(THE DATA)
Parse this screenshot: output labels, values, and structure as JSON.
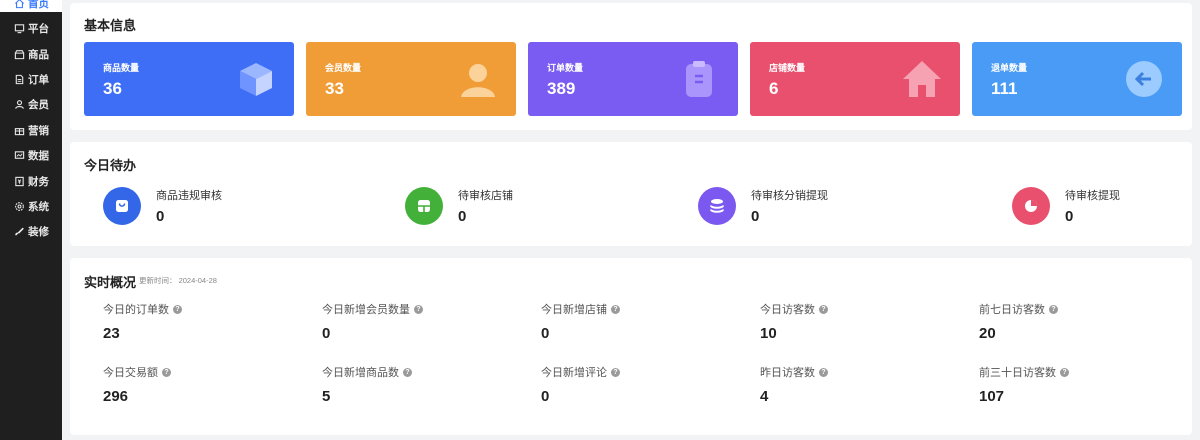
{
  "sidebar": {
    "items": [
      {
        "label": "首页",
        "icon": "home-icon",
        "active": true
      },
      {
        "label": "平台",
        "icon": "monitor-icon"
      },
      {
        "label": "商品",
        "icon": "shop-icon"
      },
      {
        "label": "订单",
        "icon": "document-icon"
      },
      {
        "label": "会员",
        "icon": "users-icon"
      },
      {
        "label": "营销",
        "icon": "gift-icon"
      },
      {
        "label": "数据",
        "icon": "chart-icon"
      },
      {
        "label": "财务",
        "icon": "finance-icon"
      },
      {
        "label": "系统",
        "icon": "gear-icon"
      },
      {
        "label": "装修",
        "icon": "brush-icon"
      }
    ]
  },
  "basic_info": {
    "title": "基本信息",
    "tiles": [
      {
        "label": "商品数量",
        "value": "36",
        "color": "#3e6ef6",
        "icon": "cube-icon"
      },
      {
        "label": "会员数量",
        "value": "33",
        "color": "#f19d37",
        "icon": "person-icon"
      },
      {
        "label": "订单数量",
        "value": "389",
        "color": "#7a5cf3",
        "icon": "clipboard-icon"
      },
      {
        "label": "店铺数量",
        "value": "6",
        "color": "#e8506e",
        "icon": "house-icon"
      },
      {
        "label": "退单数量",
        "value": "111",
        "color": "#4a9bf6",
        "icon": "arrow-left-circle-icon"
      }
    ]
  },
  "todo": {
    "title": "今日待办",
    "items": [
      {
        "label": "商品违规审核",
        "value": "0",
        "color": "#3367e8",
        "icon": "bag-icon"
      },
      {
        "label": "待审核店铺",
        "value": "0",
        "color": "#43b03a",
        "icon": "store-icon"
      },
      {
        "label": "待审核分销提现",
        "value": "0",
        "color": "#7b58ef",
        "icon": "coins-icon"
      },
      {
        "label": "待审核提现",
        "value": "0",
        "color": "#e8506e",
        "icon": "pie-icon"
      }
    ]
  },
  "realtime": {
    "title": "实时概况",
    "update_time": "更新时间：  2024-04-28",
    "help_icon": "?",
    "items": [
      {
        "label": "今日的订单数",
        "value": "23"
      },
      {
        "label": "今日新增会员数量",
        "value": "0"
      },
      {
        "label": "今日新增店铺",
        "value": "0"
      },
      {
        "label": "今日访客数",
        "value": "10"
      },
      {
        "label": "前七日访客数",
        "value": "20"
      },
      {
        "label": "今日交易额",
        "value": "296"
      },
      {
        "label": "今日新增商品数",
        "value": "5"
      },
      {
        "label": "今日新增评论",
        "value": "0"
      },
      {
        "label": "昨日访客数",
        "value": "4"
      },
      {
        "label": "前三十日访客数",
        "value": "107"
      }
    ]
  }
}
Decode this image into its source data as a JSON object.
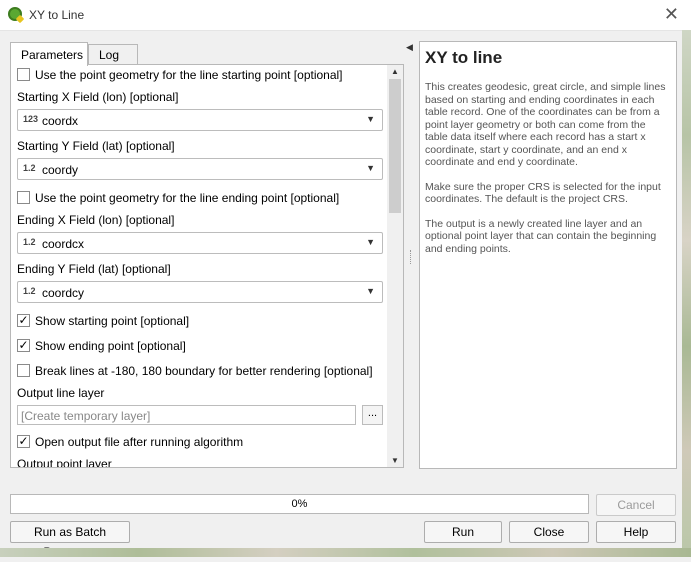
{
  "window": {
    "title": "XY to Line",
    "close_glyph": "✕",
    "app_icon": "qgis-logo-icon"
  },
  "tabs": [
    {
      "label": "Parameters",
      "active": true
    },
    {
      "label": "Log",
      "active": false
    }
  ],
  "params": {
    "use_start_geom": {
      "label": "Use the point geometry for the line starting point [optional]",
      "checked": false
    },
    "start_x": {
      "label": "Starting X Field (lon) [optional]",
      "type_badge": "123",
      "value": "coordx"
    },
    "start_y": {
      "label": "Starting Y Field (lat) [optional]",
      "type_badge": "1.2",
      "value": "coordy"
    },
    "use_end_geom": {
      "label": "Use the point geometry for the line ending point [optional]",
      "checked": false
    },
    "end_x": {
      "label": "Ending X Field (lon) [optional]",
      "type_badge": "1.2",
      "value": "coordcx"
    },
    "end_y": {
      "label": "Ending Y Field (lat) [optional]",
      "type_badge": "1.2",
      "value": "coordcy"
    },
    "show_start": {
      "label": "Show starting point [optional]",
      "checked": true
    },
    "show_end": {
      "label": "Show ending point [optional]",
      "checked": true
    },
    "break_lines": {
      "label": "Break lines at -180, 180 boundary for better rendering [optional]",
      "checked": false
    },
    "output_line": {
      "label": "Output line layer",
      "placeholder": "[Create temporary layer]",
      "browse_label": "..."
    },
    "open_output": {
      "label": "Open output file after running algorithm",
      "checked": true
    },
    "output_point": {
      "label": "Output point layer"
    }
  },
  "help": {
    "title": "XY to line",
    "paragraphs": [
      "This creates geodesic, great circle, and simple lines based on starting and ending coordinates in each table record. One of the coordinates can be from a point layer geometry or both can come from the table data itself where each record has a start x coordinate, start y coordinate, and an end x coordinate and end y coordinate.",
      "Make sure the proper CRS is selected for the input coordinates. The default is the project CRS.",
      "The output is a newly created line layer and an optional point layer that can contain the beginning and ending points."
    ]
  },
  "progress": {
    "percent": 0,
    "label": "0%"
  },
  "buttons": {
    "cancel": "Cancel",
    "batch": "Run as Batch Process...",
    "run": "Run",
    "close": "Close",
    "help": "Help"
  },
  "glyphs": {
    "check": "✓",
    "dropdown": "▼",
    "scroll_up": "▲",
    "scroll_down": "▼",
    "collapse": "◀"
  }
}
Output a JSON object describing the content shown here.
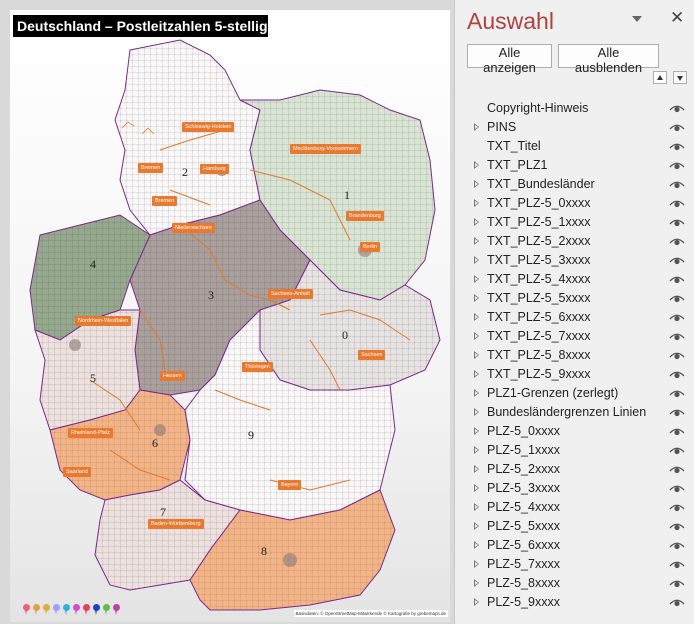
{
  "slide": {
    "title": "Deutschland – Postleitzahlen 5-stellig",
    "copyright": "Basisdaten: © OpenStreetMap-Mitwirkende  © Kartografie by grebemaps.de",
    "state_labels": [
      "Schleswig-Holstein",
      "Mecklenburg-Vorpommern",
      "Hamburg",
      "Bremen",
      "Bremen",
      "Niedersachsen",
      "Brandenburg",
      "Berlin",
      "Sachsen-Anhalt",
      "Nordrhein-Westfalen",
      "Thüringen",
      "Sachsen",
      "Hessen",
      "Rheinland-Pfalz",
      "Saarland",
      "Bayern",
      "Baden-Württemberg"
    ],
    "zone_digits": [
      "0",
      "1",
      "2",
      "3",
      "4",
      "5",
      "6",
      "7",
      "8",
      "9"
    ],
    "pin_colors": [
      "#e8607a",
      "#e8a040",
      "#d4b040",
      "#9aa0ff",
      "#30b0e0",
      "#d050c0",
      "#e84060",
      "#2040c0",
      "#60c040",
      "#c040a0"
    ]
  },
  "pane": {
    "title": "Auswahl",
    "close_symbol": "✕",
    "show_all": "Alle anzeigen",
    "hide_all": "Alle ausblenden",
    "layers": [
      {
        "label": "Copyright-Hinweis",
        "expandable": false
      },
      {
        "label": "PINS",
        "expandable": true
      },
      {
        "label": "TXT_Titel",
        "expandable": false
      },
      {
        "label": "TXT_PLZ1",
        "expandable": true
      },
      {
        "label": "TXT_Bundesländer",
        "expandable": true
      },
      {
        "label": "TXT_PLZ-5_0xxxx",
        "expandable": true
      },
      {
        "label": "TXT_PLZ-5_1xxxx",
        "expandable": true
      },
      {
        "label": "TXT_PLZ-5_2xxxx",
        "expandable": true
      },
      {
        "label": "TXT_PLZ-5_3xxxx",
        "expandable": true
      },
      {
        "label": "TXT_PLZ-5_4xxxx",
        "expandable": true
      },
      {
        "label": "TXT_PLZ-5_5xxxx",
        "expandable": true
      },
      {
        "label": "TXT_PLZ-5_6xxxx",
        "expandable": true
      },
      {
        "label": "TXT_PLZ-5_7xxxx",
        "expandable": true
      },
      {
        "label": "TXT_PLZ-5_8xxxx",
        "expandable": true
      },
      {
        "label": "TXT_PLZ-5_9xxxx",
        "expandable": true
      },
      {
        "label": "PLZ1-Grenzen (zerlegt)",
        "expandable": true
      },
      {
        "label": "Bundesländergrenzen Linien",
        "expandable": true
      },
      {
        "label": "PLZ-5_0xxxx",
        "expandable": true
      },
      {
        "label": "PLZ-5_1xxxx",
        "expandable": true
      },
      {
        "label": "PLZ-5_2xxxx",
        "expandable": true
      },
      {
        "label": "PLZ-5_3xxxx",
        "expandable": true
      },
      {
        "label": "PLZ-5_4xxxx",
        "expandable": true
      },
      {
        "label": "PLZ-5_5xxxx",
        "expandable": true
      },
      {
        "label": "PLZ-5_6xxxx",
        "expandable": true
      },
      {
        "label": "PLZ-5_7xxxx",
        "expandable": true
      },
      {
        "label": "PLZ-5_8xxxx",
        "expandable": true
      },
      {
        "label": "PLZ-5_9xxxx",
        "expandable": true
      }
    ]
  }
}
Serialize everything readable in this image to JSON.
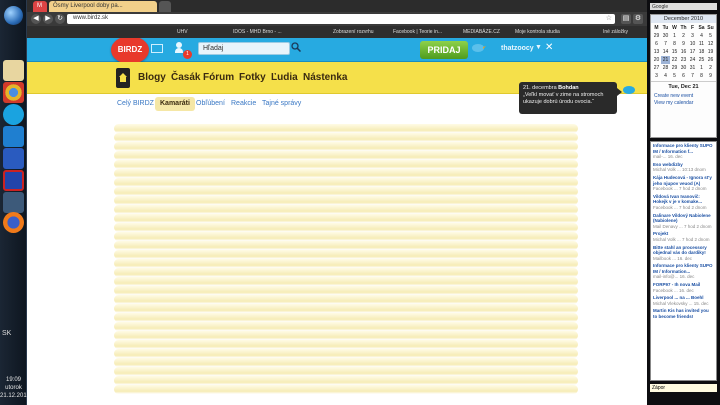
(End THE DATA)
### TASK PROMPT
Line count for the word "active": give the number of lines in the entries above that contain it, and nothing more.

### EXPECTED OUTPUT
3